Scotland’s largest teaching union is demanding schools and councils follow health advice to protect pupils and staff from coronavirus.
The Education Institute of Scotland (EIS) has accused some local authorities of not following guidelines around Covid-19.
The union claims some schools have been allowing cohorts of pupils to attend unnecessarily and certain councils have been holding large staff meetings where social distancing is impossible.
Last week, the Scottish Government ordered all schools to close.
Ministers said provisions would be made for pupils whose parents are key workers, such as doctors and nurses, along with certain vulnerable children.
EIS general secretary Larry Flanagan said: “It is absolutely essential that Scotland’s local authorities develop models of education provision that will minimise the risk of the spread of the Covid-19 virus amongst students, staff and the wider community.

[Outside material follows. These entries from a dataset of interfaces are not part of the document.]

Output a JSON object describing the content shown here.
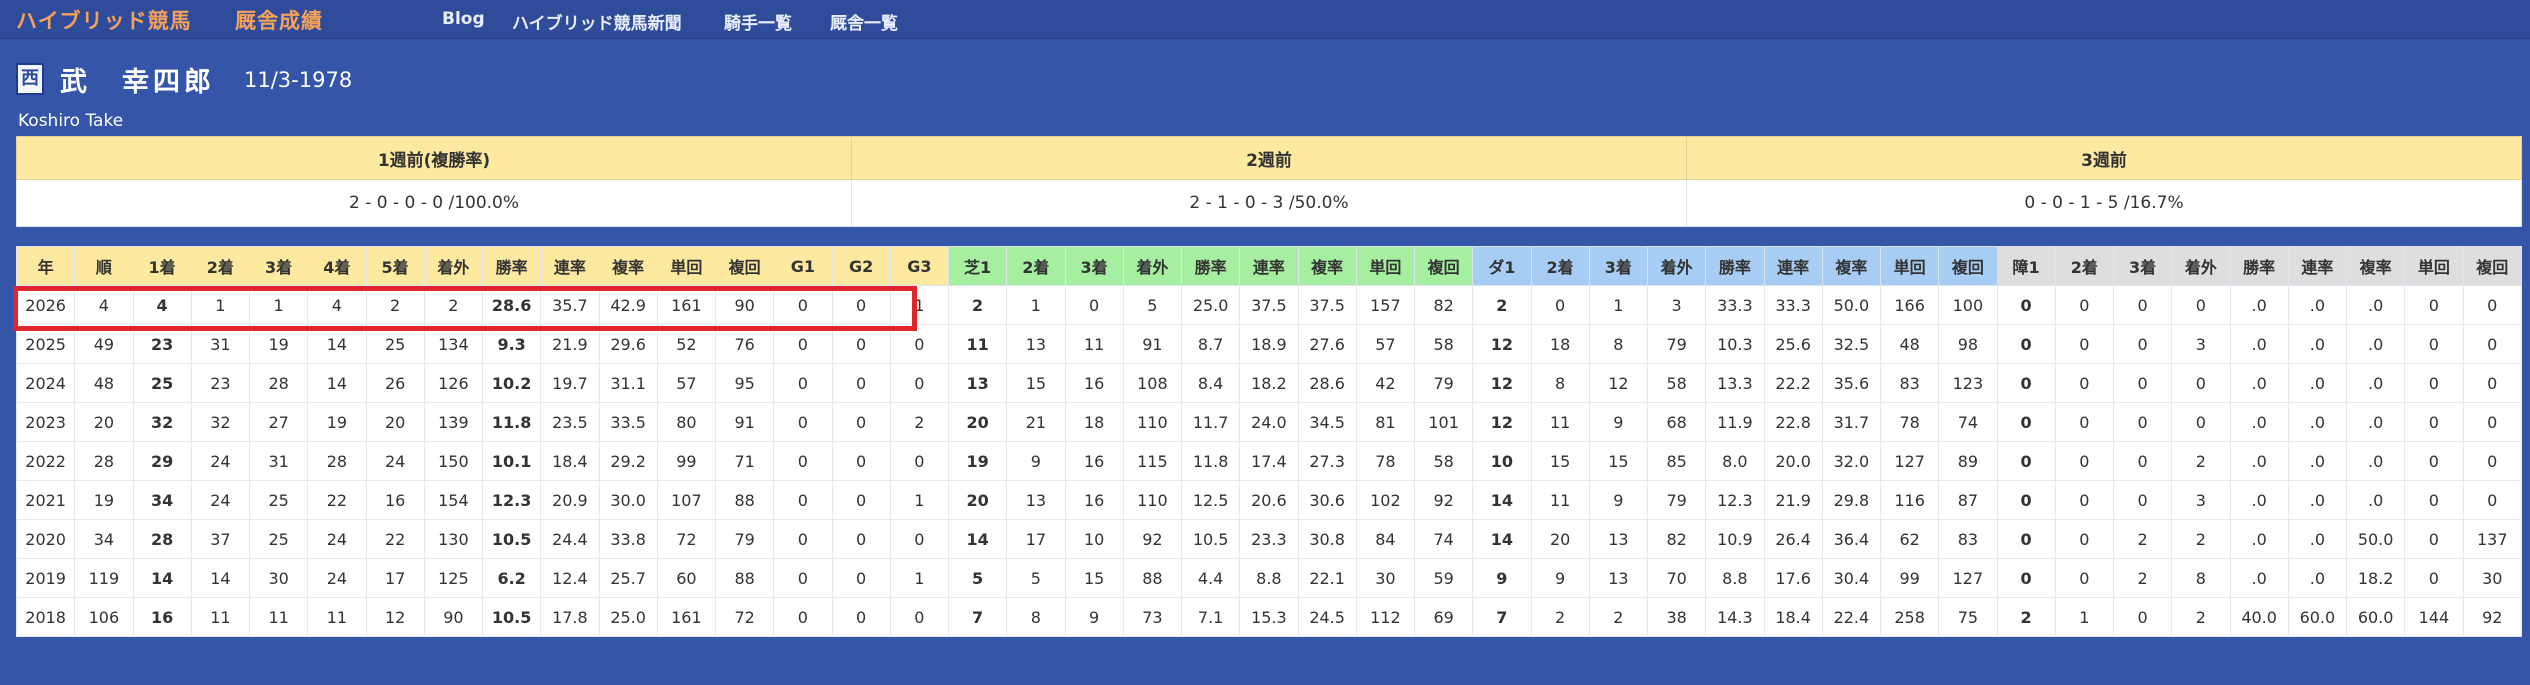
{
  "header": {
    "brand": "ハイブリッド競馬",
    "brand_sub": "厩舎成績",
    "nav": [
      "Blog",
      "ハイブリッド競馬新聞",
      "騎手一覧",
      "厩舎一覧"
    ]
  },
  "jockey": {
    "region": "西",
    "name": "武　幸四郎",
    "birth": "11/3-1978",
    "roman": "Koshiro Take"
  },
  "weeks": {
    "headers": [
      "1週前(複勝率)",
      "2週前",
      "3週前"
    ],
    "values": [
      "2 - 0 - 0 - 0 /100.0%",
      "2 - 1 - 0 - 3 /50.0%",
      "0 - 0 - 1 - 5 /16.7%"
    ]
  },
  "stats": {
    "headers": [
      "年",
      "順",
      "1着",
      "2着",
      "3着",
      "4着",
      "5着",
      "着外",
      "勝率",
      "連率",
      "複率",
      "単回",
      "複回",
      "G1",
      "G2",
      "G3",
      "芝1",
      "2着",
      "3着",
      "着外",
      "勝率",
      "連率",
      "複率",
      "単回",
      "複回",
      "ダ1",
      "2着",
      "3着",
      "着外",
      "勝率",
      "連率",
      "複率",
      "単回",
      "複回",
      "障1",
      "2着",
      "3着",
      "着外",
      "勝率",
      "連率",
      "複率",
      "単回",
      "複回"
    ],
    "rows": [
      [
        "2026",
        "4",
        "4",
        "1",
        "1",
        "4",
        "2",
        "2",
        "28.6",
        "35.7",
        "42.9",
        "161",
        "90",
        "0",
        "0",
        "1",
        "2",
        "1",
        "0",
        "5",
        "25.0",
        "37.5",
        "37.5",
        "157",
        "82",
        "2",
        "0",
        "1",
        "3",
        "33.3",
        "33.3",
        "50.0",
        "166",
        "100",
        "0",
        "0",
        "0",
        "0",
        ".0",
        ".0",
        ".0",
        "0",
        "0"
      ],
      [
        "2025",
        "49",
        "23",
        "31",
        "19",
        "14",
        "25",
        "134",
        "9.3",
        "21.9",
        "29.6",
        "52",
        "76",
        "0",
        "0",
        "0",
        "11",
        "13",
        "11",
        "91",
        "8.7",
        "18.9",
        "27.6",
        "57",
        "58",
        "12",
        "18",
        "8",
        "79",
        "10.3",
        "25.6",
        "32.5",
        "48",
        "98",
        "0",
        "0",
        "0",
        "3",
        ".0",
        ".0",
        ".0",
        "0",
        "0"
      ],
      [
        "2024",
        "48",
        "25",
        "23",
        "28",
        "14",
        "26",
        "126",
        "10.2",
        "19.7",
        "31.1",
        "57",
        "95",
        "0",
        "0",
        "0",
        "13",
        "15",
        "16",
        "108",
        "8.4",
        "18.2",
        "28.6",
        "42",
        "79",
        "12",
        "8",
        "12",
        "58",
        "13.3",
        "22.2",
        "35.6",
        "83",
        "123",
        "0",
        "0",
        "0",
        "0",
        ".0",
        ".0",
        ".0",
        "0",
        "0"
      ],
      [
        "2023",
        "20",
        "32",
        "32",
        "27",
        "19",
        "20",
        "139",
        "11.8",
        "23.5",
        "33.5",
        "80",
        "91",
        "0",
        "0",
        "2",
        "20",
        "21",
        "18",
        "110",
        "11.7",
        "24.0",
        "34.5",
        "81",
        "101",
        "12",
        "11",
        "9",
        "68",
        "11.9",
        "22.8",
        "31.7",
        "78",
        "74",
        "0",
        "0",
        "0",
        "0",
        ".0",
        ".0",
        ".0",
        "0",
        "0"
      ],
      [
        "2022",
        "28",
        "29",
        "24",
        "31",
        "28",
        "24",
        "150",
        "10.1",
        "18.4",
        "29.2",
        "99",
        "71",
        "0",
        "0",
        "0",
        "19",
        "9",
        "16",
        "115",
        "11.8",
        "17.4",
        "27.3",
        "78",
        "58",
        "10",
        "15",
        "15",
        "85",
        "8.0",
        "20.0",
        "32.0",
        "127",
        "89",
        "0",
        "0",
        "0",
        "2",
        ".0",
        ".0",
        ".0",
        "0",
        "0"
      ],
      [
        "2021",
        "19",
        "34",
        "24",
        "25",
        "22",
        "16",
        "154",
        "12.3",
        "20.9",
        "30.0",
        "107",
        "88",
        "0",
        "0",
        "1",
        "20",
        "13",
        "16",
        "110",
        "12.5",
        "20.6",
        "30.6",
        "102",
        "92",
        "14",
        "11",
        "9",
        "79",
        "12.3",
        "21.9",
        "29.8",
        "116",
        "87",
        "0",
        "0",
        "0",
        "3",
        ".0",
        ".0",
        ".0",
        "0",
        "0"
      ],
      [
        "2020",
        "34",
        "28",
        "37",
        "25",
        "24",
        "22",
        "130",
        "10.5",
        "24.4",
        "33.8",
        "72",
        "79",
        "0",
        "0",
        "0",
        "14",
        "17",
        "10",
        "92",
        "10.5",
        "23.3",
        "30.8",
        "84",
        "74",
        "14",
        "20",
        "13",
        "82",
        "10.9",
        "26.4",
        "36.4",
        "62",
        "83",
        "0",
        "0",
        "2",
        "2",
        ".0",
        ".0",
        "50.0",
        "0",
        "137"
      ],
      [
        "2019",
        "119",
        "14",
        "14",
        "30",
        "24",
        "17",
        "125",
        "6.2",
        "12.4",
        "25.7",
        "60",
        "88",
        "0",
        "0",
        "1",
        "5",
        "5",
        "15",
        "88",
        "4.4",
        "8.8",
        "22.1",
        "30",
        "59",
        "9",
        "9",
        "13",
        "70",
        "8.8",
        "17.6",
        "30.4",
        "99",
        "127",
        "0",
        "0",
        "2",
        "8",
        ".0",
        ".0",
        "18.2",
        "0",
        "30"
      ],
      [
        "2018",
        "106",
        "16",
        "11",
        "11",
        "11",
        "12",
        "90",
        "10.5",
        "17.8",
        "25.0",
        "161",
        "72",
        "0",
        "0",
        "0",
        "7",
        "8",
        "9",
        "73",
        "7.1",
        "15.3",
        "24.5",
        "112",
        "69",
        "7",
        "2",
        "2",
        "38",
        "14.3",
        "18.4",
        "22.4",
        "258",
        "75",
        "2",
        "1",
        "0",
        "2",
        "40.0",
        "60.0",
        "60.0",
        "144",
        "92"
      ]
    ]
  }
}
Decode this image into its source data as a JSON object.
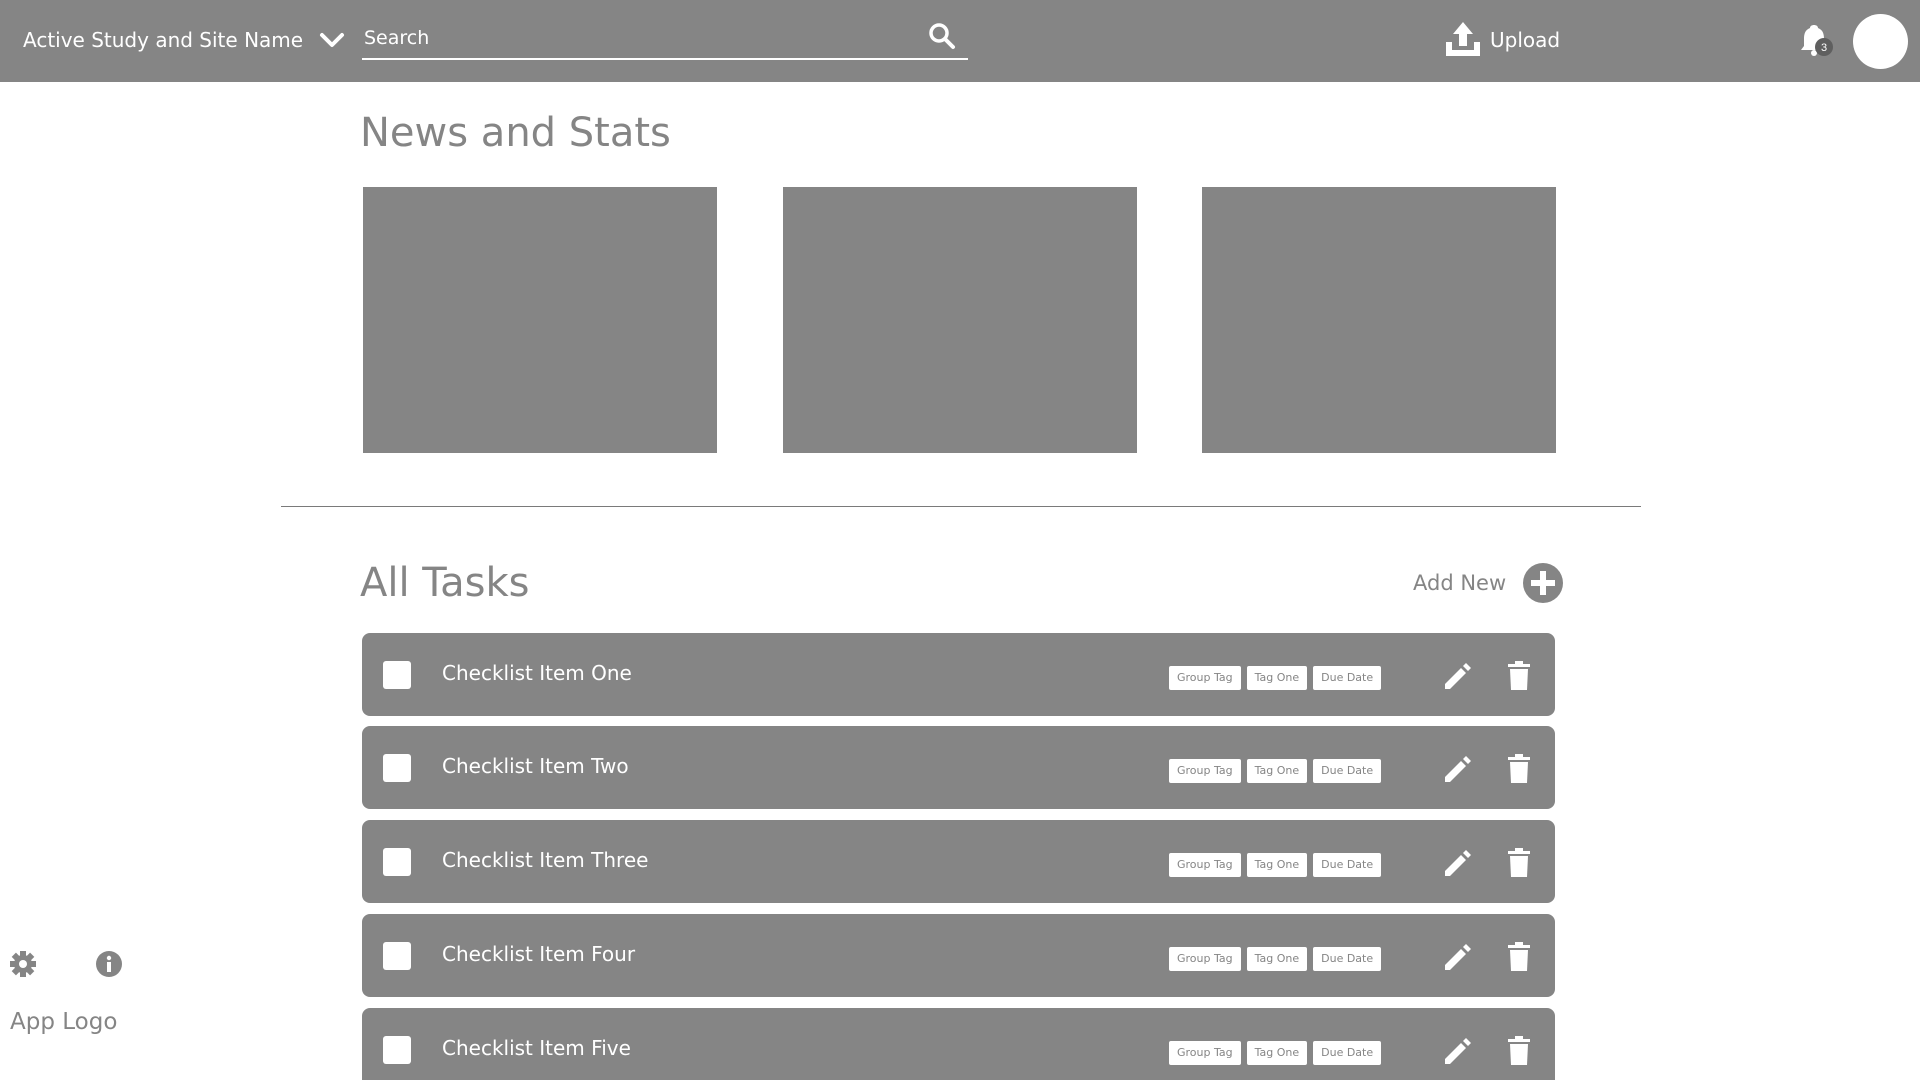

“This should be based on the Scottish Government rules on the presumption of schools closing to support social distancing, students and staff working remotely from home where possible and strictly limiting pupils attending hub facilities to the children of key workers without another childcare option and, also, certain categories of vulnerable children.”
The union said failing to follow the guidelines could lead to the coronavirus spreading to parents and carers, some of whom may be front-line medical professionals.
Mr Flanagan added: “The clear instruction from the Scottish Government is that the default position is that schools must close, except in exceptional circumstances such as the need to ensure the welfare of vulnerable pupils and to make provision for the children of category one workers.
“These steps are about saving lives – there cannot be any expectation that things in schools will continue as normal.
“We have had a number of local situations reported to us where some councils have acted unilaterally, cutting trade unions out of discussions and making arrangements that have flouted the Scottish Government advice – e.g. holding meetings of large numbers of staff where social distancing is impossible, bringing cohorts of pupil into schools who are neither at risk nor children of key workers, and insisting that teachers be in school buildings for no specific purpose when remote working is the default position recommended by the Scottish Government.
“Employers need to follow the clear health advice which has been published.”
Local authority umbrella body Cosla praised the work teachers were doing in the “unprecedented” situation.
A spokesman said: “Minimising the risk of the spread of the Covid-19 virus among students, staff and the wider community is essential and is our collective primary driver.
“This is a national emergency the likes of which no-one has experienced before.”
He added: “Local authorities have made a massive effort on day one to make sure provision is in place in as comprehensive a way as possible.
“We have to learn, be flexible, adapt to local circumstances and adjust our approach where required and every council is fully committed to doing this.
“The dedication of the teaching workforce and the other essential staff who make up the whole school system is greatly appreciated at this unprecedented time.”